CdO: Hello, Jack, and thanks for your willingness to do this interview. La ragazza della porta accanto has become a small literary event among italian fans of horror / noir literature. Are you happy with how your novel has been accepted in Italy?
Very happy. I’d like this story to be read by as many people as possible, in as many countries as possible. It just came out in China -- all of which is very gratifying.
CdO: La ragazza della porta accanto is a hard book, difficult to read to the contexts and situations that present, but at the same time, it is impossible to remove. You seem to know exactly which invisible buttons to touch, mind and feeling of your readers, to always maintain the highest attention and not lose the grip on them. Your knowledge of Evil, which meanders and is the protagonist of your novel, is only theoretical, ideal, or have you done in some way, experience?
A fiction-writer’s main tools are imagination and empathy, I think. I’ve never experienced anything like the level of evil depicted in The Girl Next Door but having lived in this world a long time, I’ve seen countless interviews with the wounded and their predators, heard and read countless stories. So I imagine and I empathize and the degree to which I’m successful depends entirely on how well and deeply I do so.
CdO: How can a writer do so much harm to her creature (Meg in this case) and keep a straight face? You have not suffered with her during the writing of the novel?
Of course I suffered. That’s where the empathy comes in. You have to live the fiction while you’re writing it. You can’t make someone else laugh unless you laugh first. You can’t make them cry unless you bring yourself to tears as well.
CdO: Ruth deserved a worse end of what did you do after all the pain he has caused. The reader really comes to hate her, death would have to come more slowly, excruciatingly, in line with the no mercy that prevails throughout the story, is not it?
I tried to make this story as realistic as possible. To torture Ruth might provide the reader some satisfaction, but it would be at the expense of realism. What’s a young boy to do against an adult? Push her down the stairs.
CdO: If you had written in this time, right in 2010, this your novel, would have been much different (apart from the context and environment)?
I don’t think so. I’m happy with the book exactly as it is.
CdO: Read The Girl Next Door, to me, is like attending a series of sessions of psychoanalysis, moving blocks inside that the reader had forgotten to possess. We paid like a glove, and not always pleasant.
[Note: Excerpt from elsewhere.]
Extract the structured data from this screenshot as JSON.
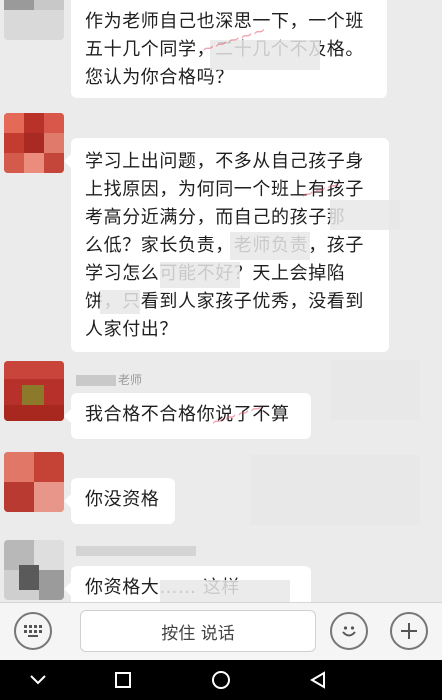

Your novel like but it’s not pleasant. Your writing has a touch of the demonic, you’re aware?
I’ll take that as a compliment. Thanks!
CdO: We will have the pleasure to meet you in person, in Italy, soon?
I hope so. My trips to Italy have all been very fine and I’ve felt very welcome there.
CdO: The interview is over. Really thank you very much, Jack, for your exquisite availability. Want to leave a greeting to the readers of my blog, Ca’ delle Ombre?
Be good to your neighbors, your cats and dogs, and yourselves.
(Interview by Domenico Nigro)